By this time Shirley had made tentative steps towards singing again after a gap of nearly 40 years. Then in 2016, this site was one of the first to announce the fantastic forthcoming release of a stunning and magical new album Lodestar. Post contains extracts from Stewart Lee's brilliant sleeve notes. See: Shirley Collin's Lodestar. This was followed by a review in Shirley Collins2:

Running alongside the plans and recording for this album, work was already underway on a documentary 'The Ballad of Shirley Collins' which I got to see last week. Directed by Rob Curry and Tim Plester, with sound recording by Ludovic Lasserre and camerawork by Richard Mitchell. Happily this is not a sterile BBC4 run-through of Shirley's recording career but instead a much more creative and magical exploration of  Shirley's life and times. The film is layered with material from different time periods and places. Lewes and Hastings feature as does the South Downs and the southern USA. Shirley is a wonderful narrator and story-teller of her own life and her remarkable recent flowering means the film ends in triumph over adversity. It's now out on DVD in a package with the CD soundtrack.

Photo by Brian Shuel
The Lewes screening was also a launch event for Shirley's new book 'All In The Downs' [published in a finely produced and illustrated form by Strange Attractor Press] which I have been under the spell of for the last five days. Its a window into a lost world. Shirley paints wonderful word pictures, is very open about her personal affairs and has so many great tales to tell - including a sweet meeting with Jimi Hendrix. 

The period when she wasn't singing is remarkable in itself. It was long struggle to keep the family afloat and she worked in a variety of jobs - including at a Job Centre, the British Museum bookshop, an Oxfam shop and for a London publisher's agent (during which, incidentally, she typed up the manuscript for Len Deighton's The Ipcress File).

Shirley is widely known to be not only one of the great singers of English folk songs but also as someone who is hugely knowledgeable on their history and background in a completely non-academic way. She has had many years of touring word and music evenings that enlighten and inform. Her love for the subject and the singers of the past is palpable.

Her style of singing is focused on presenting the original song in its original form without stylistic additions, in clear, beautiful and authentic renditions. She says in the book that when she sings these songs, many of which have been passed from singer to singer over hundreds of years, she feels as if they are standing behind her.
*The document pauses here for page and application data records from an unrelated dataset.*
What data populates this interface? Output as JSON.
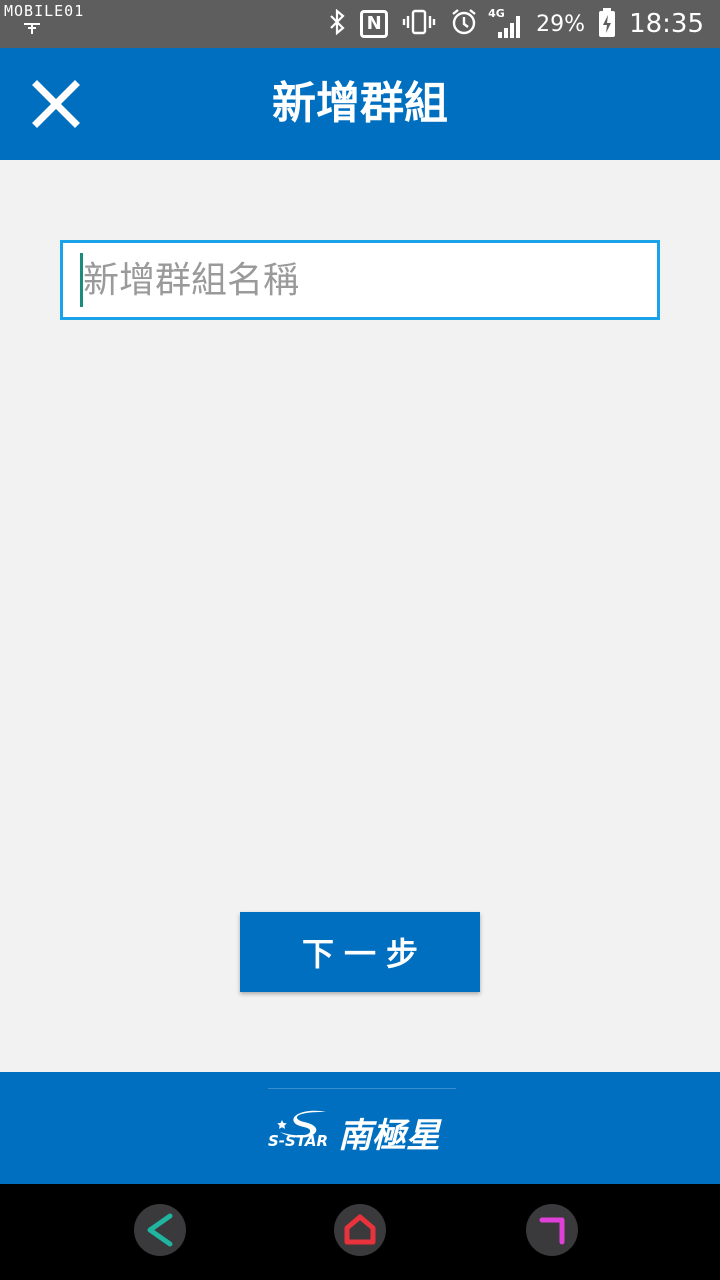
{
  "status_bar": {
    "watermark": "MOBILE01",
    "network": "4G",
    "battery_percent": "29%",
    "time": "18:35",
    "icons": [
      "usb-debug-icon",
      "bluetooth-icon",
      "nfc-icon",
      "vibrate-icon",
      "alarm-icon",
      "signal-icon",
      "battery-charging-icon"
    ]
  },
  "app_bar": {
    "title": "新增群組",
    "close_icon": "close-icon"
  },
  "form": {
    "group_name_placeholder": "新增群組名稱",
    "group_name_value": ""
  },
  "actions": {
    "next_label": "下一步"
  },
  "footer": {
    "brand_en": "S-STAR",
    "brand_zh": "南極星"
  },
  "nav_bar": {
    "buttons": [
      "back-icon",
      "home-icon",
      "recents-icon"
    ]
  },
  "colors": {
    "primary": "#006fc0",
    "background": "#f2f2f3",
    "input_border": "#1aa3e8",
    "status_bar": "#5e5e5e",
    "nav_back": "#1fb5a0",
    "nav_home": "#e8323c",
    "nav_recents": "#e040d8"
  }
}
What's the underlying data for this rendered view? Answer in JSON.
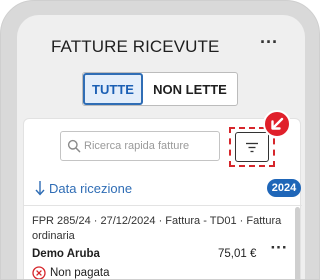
{
  "header": {
    "title": "FATTURE RICEVUTE",
    "more_icon": "more-horizontal-icon"
  },
  "segment": {
    "all_label": "TUTTE",
    "unread_label": "NON LETTE",
    "selected": "TUTTE"
  },
  "search": {
    "placeholder": "Ricerca rapida fatture",
    "value": ""
  },
  "filter": {
    "icon": "filter-lines-icon",
    "callout_icon": "arrow-down-left-icon",
    "accent": "#e0202b"
  },
  "sort": {
    "label": "Data ricezione",
    "icon": "arrow-down-icon"
  },
  "year_badge": "2024",
  "invoices": [
    {
      "meta": "FPR 285/24 · 27/12/2024 · Fattura - TD01 · Fattura ordinaria",
      "supplier": "Demo Aruba",
      "amount": "75,01 €",
      "status": "Non pagata",
      "status_icon": "circle-x-icon",
      "status_color": "#d6262b"
    }
  ],
  "colors": {
    "primary": "#1f66b8",
    "link": "#2f6db5",
    "alert": "#e0202b"
  }
}
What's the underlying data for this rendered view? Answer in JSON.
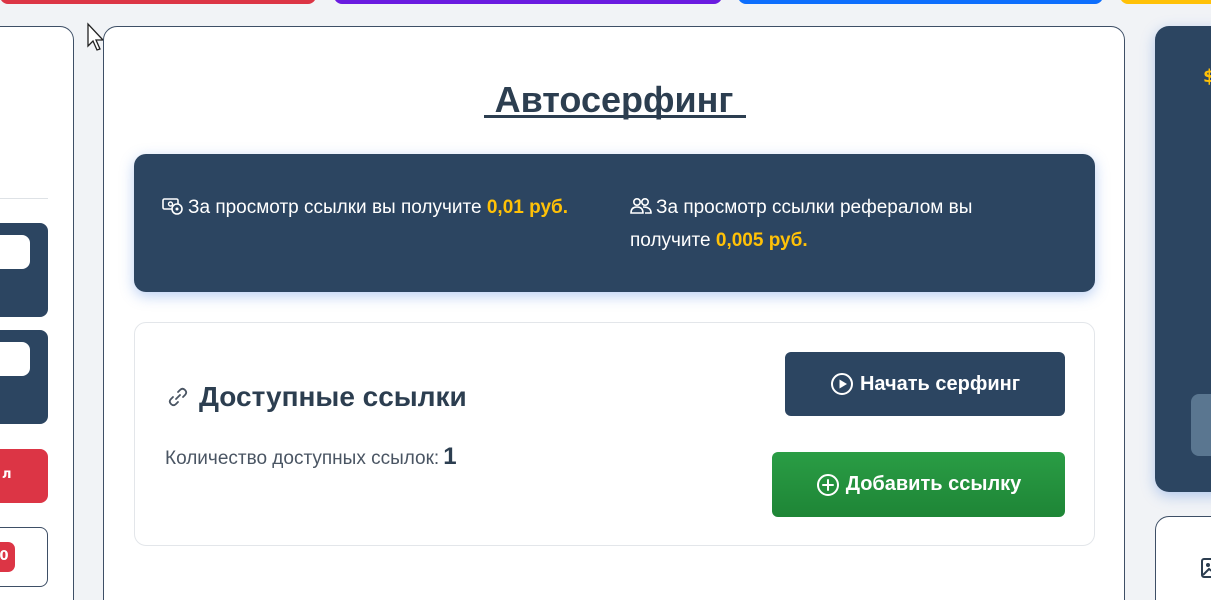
{
  "main": {
    "title": "Автосерфинг",
    "info": {
      "own_text": "За просмотр ссылки вы получите",
      "own_amount": "0,01 руб.",
      "ref_text": "За просмотр ссылки рефералом вы получите",
      "ref_amount": "0,005 руб."
    },
    "links": {
      "title": "Доступные ссылки",
      "count_label": "Количество доступных ссылок:",
      "count_value": "1",
      "start_button": "Начать серфинг",
      "add_button": "Добавить ссылку"
    }
  },
  "left_panel": {
    "red_button_fragment": "л",
    "badge_fragment": "0"
  },
  "right_panel": {
    "icon_fragment": "$"
  },
  "colors": {
    "dark_navy": "#2c4561",
    "highlight": "#ffc107",
    "green": "#28a745",
    "red": "#dc3545"
  }
}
These were, by and large, workers and labourers whose names and importance would not have been recognised without the efforts of impassioned song collectors like Shirley and the Copper Family.

The South Downs captured her imagination from childhood but it was in the 1970s when the spirits of the downland worked their magic and inspired much of her work. She writes movingly of her sister Dolly who was both a music arranger and sensitive player on an ancient form of pipe organ. Her death hit Shirley hard but their work together is happily fully preserved and available for posterity.

Shirley has, in recent years, been showered with Honours, including the MBE, but she remains totally modest and down-to-earth, overjoyed to be once more presenting the music she loves so much. Her musical collaborators are first-class and have lifted the presentation of Shirley's musicality to an even higher level. She has also acquired a huge band of admirers who see, in her remarkable life story, a strength and integrity that has earned her the soubriquet of the Queen of British Folk. Shirley's substantial collection of recorded works is a testament to her dedication and passion for bringing the old haunting tunes and stories of these lands back to life. Her warm words and her belief in the presence of the spirits of the land and nature are an inspiration to like-minded folk and an encouragment to younger generations at a time when we need to reconnect with our roots.